Then he had to tell his grandmother, Martha Osvat. Noting that she was a Holocaust survivor, Korte explained that she “always tried to influence me to conform to society, which is not Jewish—to blend in. She always wanted me to distance myself from Judaism because of her experiences and what happened to people who recognized themselves as Jews.”

Korte said when he finally did talk to her, “she took it a lot better than I thought she would.”

In fact, Osvat was quite proud of her grandson. Having suffered a fall just weeks before the ceremony and still in rehab at the time of the service, she went from her hospital bed to her grandson’s bar mitzvah, and called the event “one of the most glorious, deeply happy moments of my life.”

Throughout the service, Osvat said she thought of her late husband, Korte’s grandfather, George, which is also Adam’s middle name. He was not that religious, she said, but “deeply, deeply Jewish,” and always dreamed of going to Israel. It was a dream her grandson got to fulfill.

“When Adam went to Israel, I was happy,” she said. “He saw what his grandfather couldn’t. And I was happy he had an idealistic goal in his heart, that he can be bigger than himself and touch his roots, because he has other kinds of roots as well, and this is the one that spoke out to him.”

Korte’s teacher, Rabbi Matusof, was also moved by the service. “Seeing someone, who, when you first meet him, had little connection to Judaism, to get up” on the bimah surrounded by family and friends, “there was a lot of pride, a lot of joy.”

So how did Korte process it all?

“I feel like, for me, the most important part of the bar mitzvah and learning about Judaism is not coming from a theological experience” he explained. Rather, “I felt that it was my obligation to my family and what they had gone through being Jewish to have this small act, a bar mitzvah, to pay homage to what they’ve gone through.”

He might see it as a small act. But his grandmother described it as something much more. For her, it’s a “big, heroic thing.”

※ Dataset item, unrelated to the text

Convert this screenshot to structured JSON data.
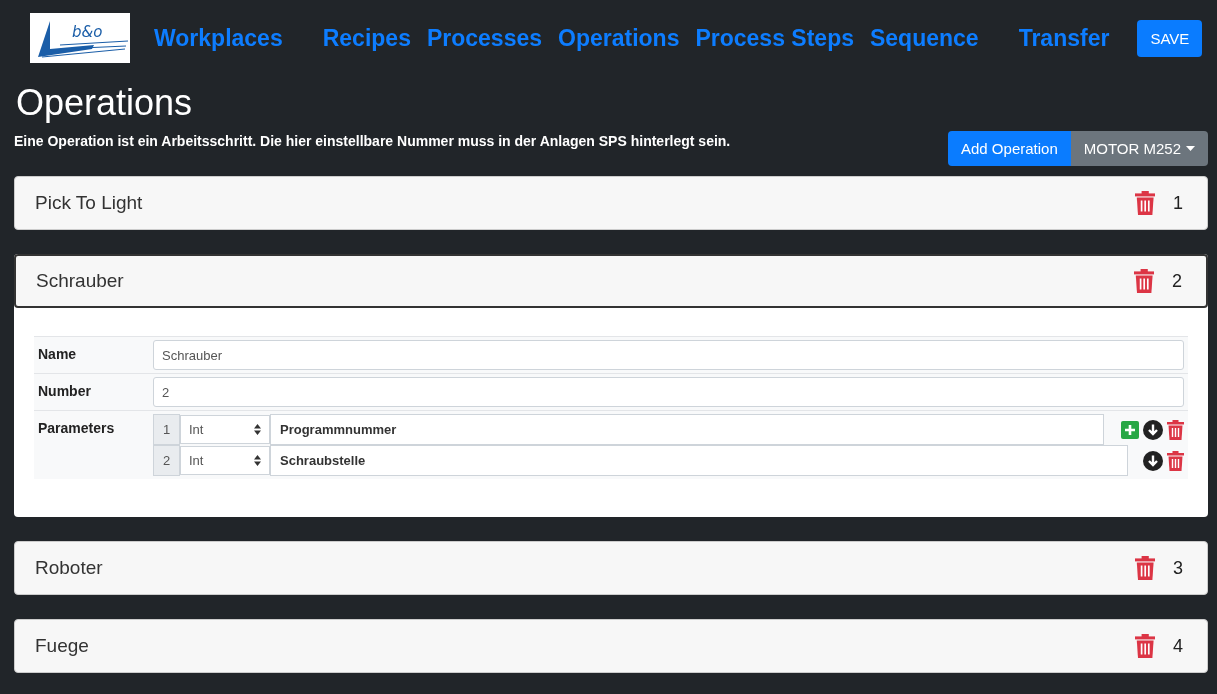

“To make that choice,” she said, shows “he has so much love for Judaism and Jewish life. It’s such a big thing. Small persons don’t do such a thing.”